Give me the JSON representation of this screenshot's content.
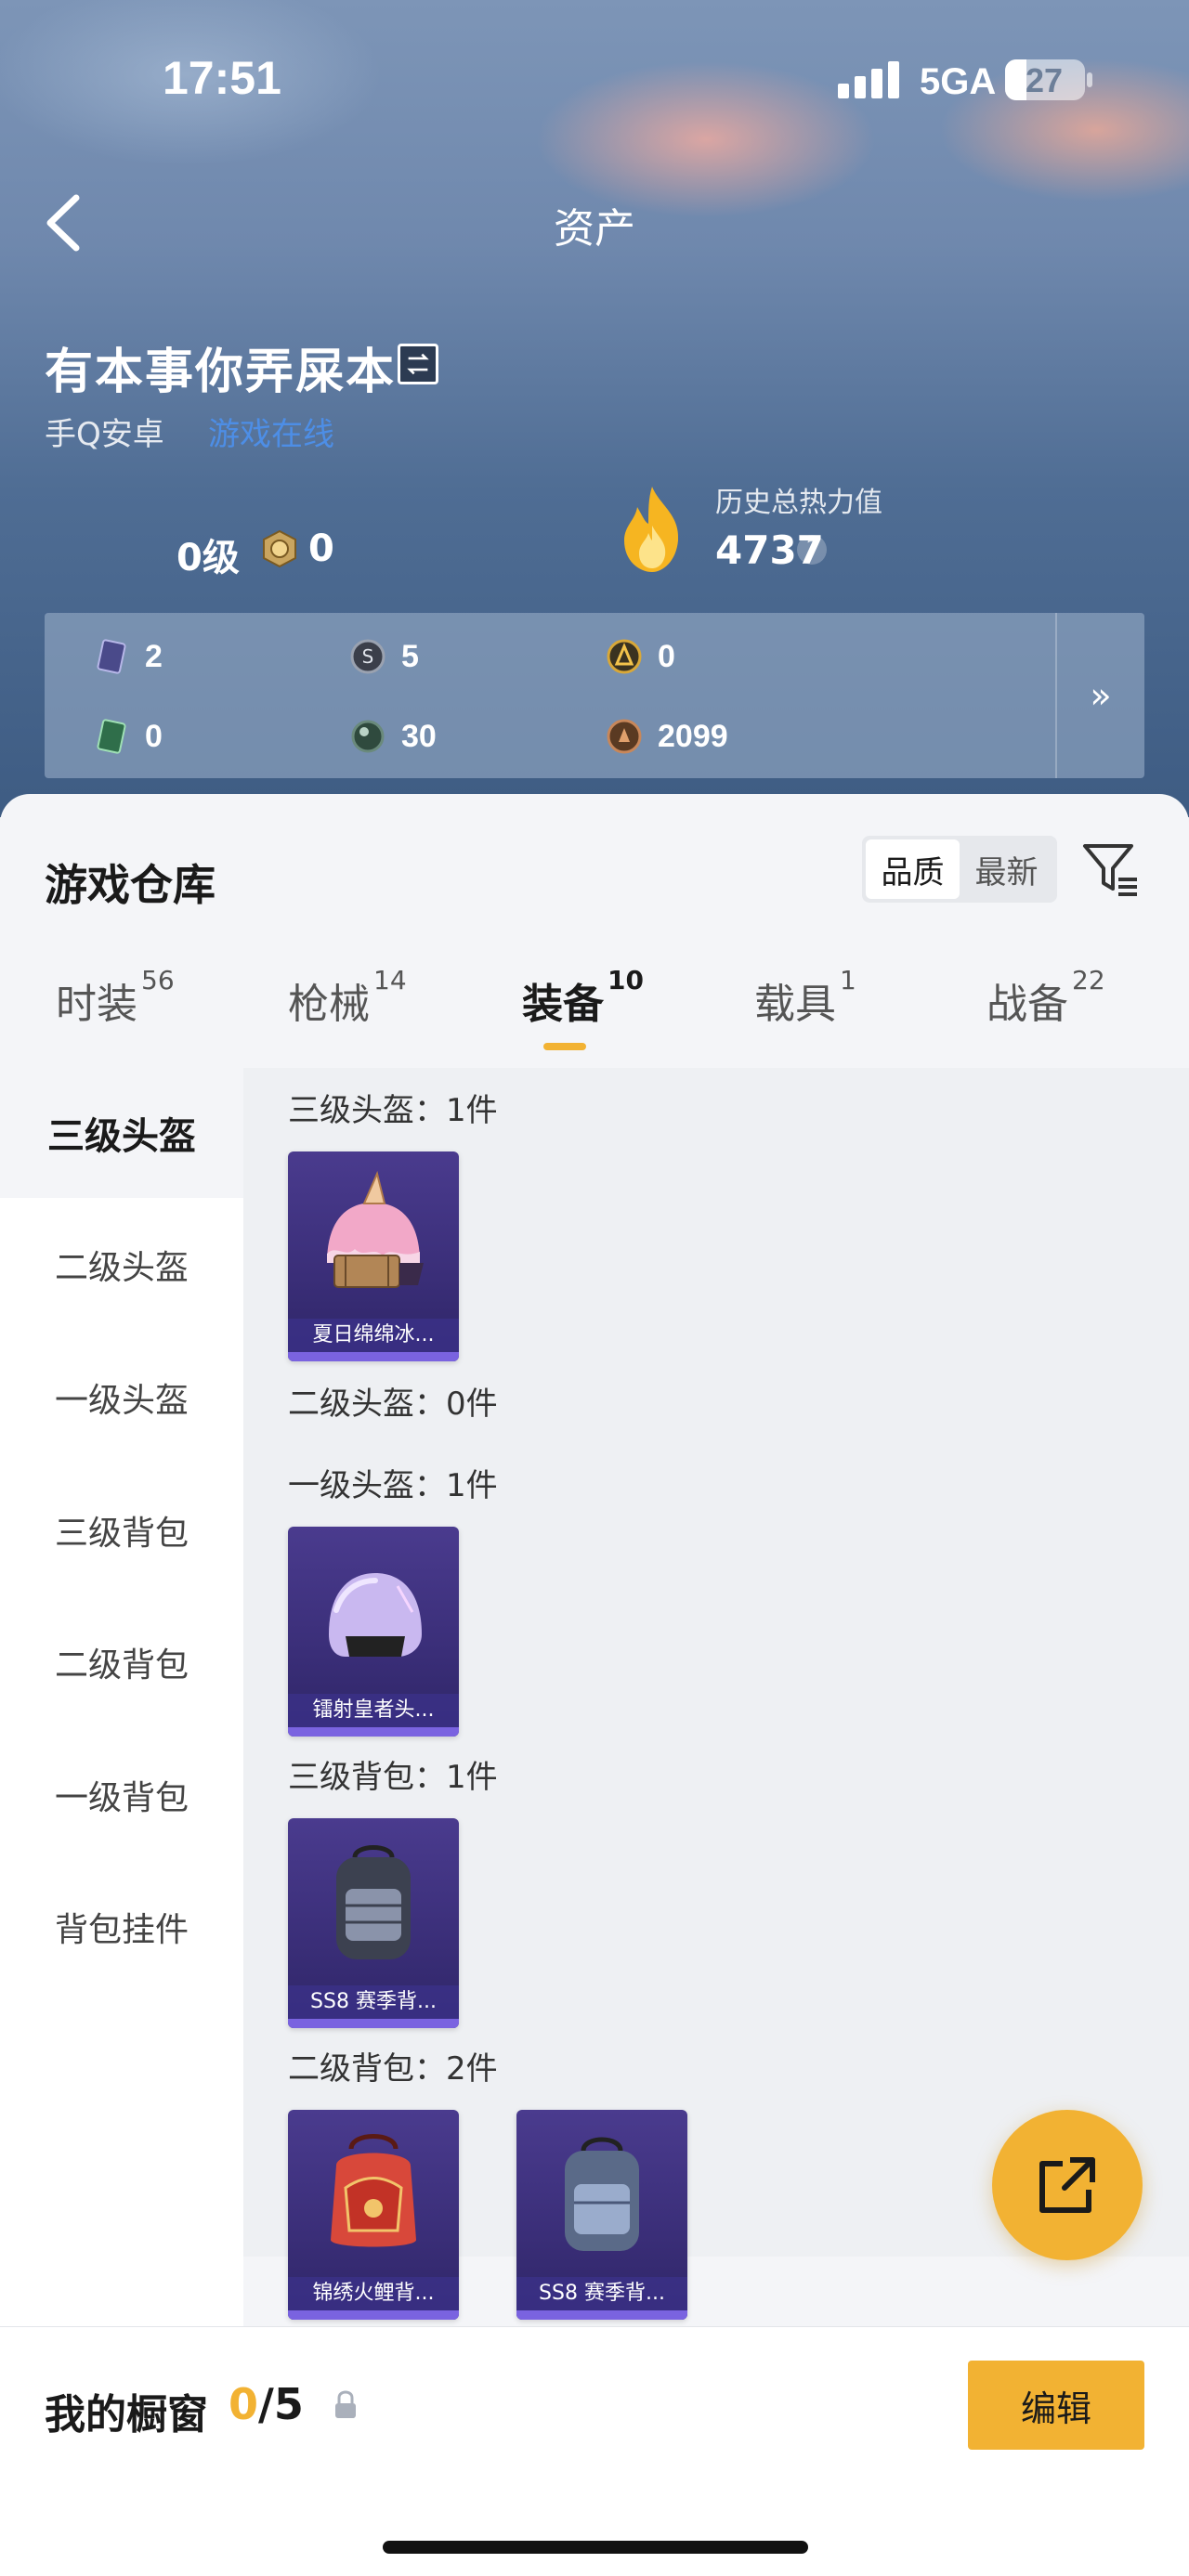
{
  "status_bar": {
    "time": "17:51",
    "network": "5GA",
    "battery": "27",
    "battery_level": 0.27
  },
  "nav": {
    "title": "资产"
  },
  "profile": {
    "name": "有本事你弄屎本",
    "platform": "手Q安卓",
    "status": "游戏在线",
    "level": "0级",
    "badge_value": "0",
    "heat_label": "历史总热力值",
    "heat_value": "4737",
    "help": "?"
  },
  "currencies": [
    {
      "icon": "card-icon",
      "value": "2"
    },
    {
      "icon": "coin-s-icon",
      "value": "5"
    },
    {
      "icon": "gold-coin-icon",
      "value": "0"
    },
    {
      "icon": "green-card-icon",
      "value": "0"
    },
    {
      "icon": "gem-icon",
      "value": "30"
    },
    {
      "icon": "bronze-coin-icon",
      "value": "2099"
    }
  ],
  "more_icon": "»",
  "warehouse": {
    "title": "游戏仓库",
    "sort": [
      "品质",
      "最新"
    ],
    "tabs": [
      {
        "label": "时装",
        "count": "56"
      },
      {
        "label": "枪械",
        "count": "14"
      },
      {
        "label": "装备",
        "count": "10"
      },
      {
        "label": "载具",
        "count": "1"
      },
      {
        "label": "战备",
        "count": "22"
      }
    ],
    "sidebar": [
      "三级头盔",
      "二级头盔",
      "一级头盔",
      "三级背包",
      "二级背包",
      "一级背包",
      "背包挂件"
    ],
    "sections": [
      {
        "title": "三级头盔：1件",
        "items": [
          "夏日绵绵冰..."
        ]
      },
      {
        "title": "二级头盔：0件",
        "items": []
      },
      {
        "title": "一级头盔：1件",
        "items": [
          "镭射皇者头..."
        ]
      },
      {
        "title": "三级背包：1件",
        "items": [
          "SS8 赛季背..."
        ]
      },
      {
        "title": "二级背包：2件",
        "items": [
          "锦绣火鲤背...",
          "SS8 赛季背..."
        ]
      }
    ]
  },
  "showcase": {
    "label": "我的橱窗",
    "current": "0",
    "total": "/5",
    "edit": "编辑"
  },
  "colors": {
    "accent": "#f2b233",
    "link": "#4d8ee6",
    "card": "#3a2e78"
  }
}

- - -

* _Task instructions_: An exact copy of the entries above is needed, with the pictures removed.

* _Your response_:
Give me the JSON representation of this screenshot's content.
{
  "status_bar": {
    "time": "17:51",
    "network": "5GA",
    "battery": "27",
    "battery_level": 0.27
  },
  "nav": {
    "title": "资产"
  },
  "profile": {
    "name": "有本事你弄屎本",
    "platform": "手Q安卓",
    "status": "游戏在线",
    "level": "0级",
    "badge_value": "0",
    "heat_label": "历史总热力值",
    "heat_value": "4737",
    "help": "?"
  },
  "currencies": [
    {
      "icon": "card-icon",
      "value": "2"
    },
    {
      "icon": "coin-s-icon",
      "value": "5"
    },
    {
      "icon": "gold-coin-icon",
      "value": "0"
    },
    {
      "icon": "green-card-icon",
      "value": "0"
    },
    {
      "icon": "gem-icon",
      "value": "30"
    },
    {
      "icon": "bronze-coin-icon",
      "value": "2099"
    }
  ],
  "more_icon": "»",
  "warehouse": {
    "title": "游戏仓库",
    "sort": [
      "品质",
      "最新"
    ],
    "tabs": [
      {
        "label": "时装",
        "count": "56"
      },
      {
        "label": "枪械",
        "count": "14"
      },
      {
        "label": "装备",
        "count": "10"
      },
      {
        "label": "载具",
        "count": "1"
      },
      {
        "label": "战备",
        "count": "22"
      }
    ],
    "sidebar": [
      "三级头盔",
      "二级头盔",
      "一级头盔",
      "三级背包",
      "二级背包",
      "一级背包",
      "背包挂件"
    ],
    "sections": [
      {
        "title": "三级头盔：1件",
        "items": [
          "夏日绵绵冰..."
        ]
      },
      {
        "title": "二级头盔：0件",
        "items": []
      },
      {
        "title": "一级头盔：1件",
        "items": [
          "镭射皇者头..."
        ]
      },
      {
        "title": "三级背包：1件",
        "items": [
          "SS8 赛季背..."
        ]
      },
      {
        "title": "二级背包：2件",
        "items": [
          "锦绣火鲤背...",
          "SS8 赛季背..."
        ]
      }
    ]
  },
  "showcase": {
    "label": "我的橱窗",
    "current": "0",
    "total": "/5",
    "edit": "编辑"
  },
  "colors": {
    "accent": "#f2b233",
    "link": "#4d8ee6",
    "card": "#3a2e78"
  }
}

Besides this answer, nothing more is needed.